Bottom Line: Because one unique feature of the phage-based approach is that temperature-sensitive mutants are retained, we have carried out a genome-wide study of S. aureus genes involved in withstanding temperature stress.We find that many genes previously identified as essential are temperature sensitive and also identify a number of genes that, when disrupted, confer a growth advantage at elevated temperatures.The platform described here reliably provides mutant collections of unparalleled genotypic diversity and will enable a wide range of functional genomic studies in S. aureus.

View Article: PubMed Central - PubMed

Affiliation: Department of Microbiology and Immunobiology, Harvard Medical School, Boston, MA, 02115, USA. marinasantiago@fas.harvard.edu.

ABSTRACT

Background: Staphylococcus aureus readily develops resistance to antibiotics and achieving effective therapies to overcome resistance requires in-depth understanding of S. aureus biology. High throughput, parallel-sequencing methods for analyzing transposon mutant libraries have the potential to revolutionize studies of S. aureus, but the genetic tools to take advantage of the power of next generation sequencing have not been fully developed.

Results: Here we report a phage-based transposition system to make ultra-high density transposon libraries for genome-wide analysis of mutant fitness in any Φ11-transducible S. aureus strain. The high efficiency of the delivery system has made it possible to multiplex transposon cassettes containing different regulatory elements in order to make libraries in which genes are over- or under-expressed as well as deleted. By incorporating transposon-specific barcodes into the cassettes, we can evaluate how mutations and changes in gene expression levels affect fitness in a single sequencing data set. Demonstrating the power of the system, we have prepared a library containing more than 690,000 unique insertions. Because one unique feature of the phage-based approach is that temperature-sensitive mutants are retained, we have carried out a genome-wide study of S. aureus genes involved in withstanding temperature stress. We find that many genes previously identified as essential are temperature sensitive and also identify a number of genes that, when disrupted, confer a growth advantage at elevated temperatures.

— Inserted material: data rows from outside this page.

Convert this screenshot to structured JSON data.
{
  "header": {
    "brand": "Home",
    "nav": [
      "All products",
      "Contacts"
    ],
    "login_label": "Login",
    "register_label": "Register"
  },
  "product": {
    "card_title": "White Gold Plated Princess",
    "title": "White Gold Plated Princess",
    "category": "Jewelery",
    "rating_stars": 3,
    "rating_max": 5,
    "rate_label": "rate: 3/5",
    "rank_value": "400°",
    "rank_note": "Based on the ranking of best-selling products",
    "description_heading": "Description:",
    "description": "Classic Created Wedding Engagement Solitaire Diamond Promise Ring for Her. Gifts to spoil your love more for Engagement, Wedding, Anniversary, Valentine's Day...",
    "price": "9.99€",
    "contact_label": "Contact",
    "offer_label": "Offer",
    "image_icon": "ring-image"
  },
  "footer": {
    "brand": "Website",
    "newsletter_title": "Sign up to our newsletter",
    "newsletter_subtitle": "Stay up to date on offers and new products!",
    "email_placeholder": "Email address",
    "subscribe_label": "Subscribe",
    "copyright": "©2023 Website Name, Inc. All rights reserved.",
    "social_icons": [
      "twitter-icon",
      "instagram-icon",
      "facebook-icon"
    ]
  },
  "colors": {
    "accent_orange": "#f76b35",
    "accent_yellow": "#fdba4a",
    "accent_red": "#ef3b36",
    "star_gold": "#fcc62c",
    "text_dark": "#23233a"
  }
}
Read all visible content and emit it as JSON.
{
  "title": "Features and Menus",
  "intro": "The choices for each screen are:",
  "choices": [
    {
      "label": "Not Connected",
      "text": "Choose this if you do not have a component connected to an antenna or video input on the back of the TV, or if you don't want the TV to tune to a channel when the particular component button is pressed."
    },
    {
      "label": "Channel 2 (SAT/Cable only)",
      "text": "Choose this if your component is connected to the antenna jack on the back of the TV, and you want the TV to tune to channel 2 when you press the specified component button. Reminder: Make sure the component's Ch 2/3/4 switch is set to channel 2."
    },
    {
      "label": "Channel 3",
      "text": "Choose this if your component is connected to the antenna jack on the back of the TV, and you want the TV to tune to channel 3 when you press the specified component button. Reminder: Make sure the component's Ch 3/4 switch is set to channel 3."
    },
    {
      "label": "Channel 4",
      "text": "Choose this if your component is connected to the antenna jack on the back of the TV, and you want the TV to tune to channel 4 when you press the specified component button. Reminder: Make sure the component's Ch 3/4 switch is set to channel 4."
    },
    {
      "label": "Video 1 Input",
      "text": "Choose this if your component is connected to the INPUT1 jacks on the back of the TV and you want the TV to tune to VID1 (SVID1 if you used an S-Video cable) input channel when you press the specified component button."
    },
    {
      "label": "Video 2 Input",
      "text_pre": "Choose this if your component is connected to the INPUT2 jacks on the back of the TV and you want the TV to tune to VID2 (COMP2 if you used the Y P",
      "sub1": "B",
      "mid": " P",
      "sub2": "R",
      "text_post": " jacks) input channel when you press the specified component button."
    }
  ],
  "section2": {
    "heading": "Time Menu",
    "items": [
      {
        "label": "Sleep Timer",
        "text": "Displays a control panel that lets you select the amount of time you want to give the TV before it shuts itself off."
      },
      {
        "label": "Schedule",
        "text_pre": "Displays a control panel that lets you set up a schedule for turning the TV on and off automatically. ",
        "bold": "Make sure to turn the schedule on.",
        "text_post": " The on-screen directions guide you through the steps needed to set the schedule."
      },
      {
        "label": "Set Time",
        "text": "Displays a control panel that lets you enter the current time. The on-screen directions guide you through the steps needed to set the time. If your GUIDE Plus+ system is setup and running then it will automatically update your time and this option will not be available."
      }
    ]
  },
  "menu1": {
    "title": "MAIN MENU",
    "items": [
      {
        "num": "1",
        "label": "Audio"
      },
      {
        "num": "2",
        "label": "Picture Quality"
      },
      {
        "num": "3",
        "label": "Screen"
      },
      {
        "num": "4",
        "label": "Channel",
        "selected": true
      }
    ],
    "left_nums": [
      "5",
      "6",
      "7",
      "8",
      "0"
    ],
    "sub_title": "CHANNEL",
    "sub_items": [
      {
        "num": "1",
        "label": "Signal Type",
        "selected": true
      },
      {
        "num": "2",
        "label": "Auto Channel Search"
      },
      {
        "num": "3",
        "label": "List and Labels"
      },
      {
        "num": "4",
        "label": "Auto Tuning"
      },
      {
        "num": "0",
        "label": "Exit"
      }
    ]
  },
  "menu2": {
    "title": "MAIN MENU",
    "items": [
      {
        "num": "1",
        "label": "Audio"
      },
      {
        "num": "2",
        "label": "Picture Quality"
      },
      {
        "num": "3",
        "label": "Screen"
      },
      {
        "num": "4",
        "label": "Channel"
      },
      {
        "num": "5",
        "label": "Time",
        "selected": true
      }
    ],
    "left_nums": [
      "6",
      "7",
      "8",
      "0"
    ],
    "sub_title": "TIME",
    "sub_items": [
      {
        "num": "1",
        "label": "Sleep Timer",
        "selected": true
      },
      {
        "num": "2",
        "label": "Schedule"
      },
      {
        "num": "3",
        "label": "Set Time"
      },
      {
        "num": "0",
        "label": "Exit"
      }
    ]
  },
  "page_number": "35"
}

Conclusions: The platform described here reliably provides mutant collections of unparalleled genotypic diversity and will enable a wide range of functional genomic studies in S. aureus.

Show MeSH
Related in: MedlinePlus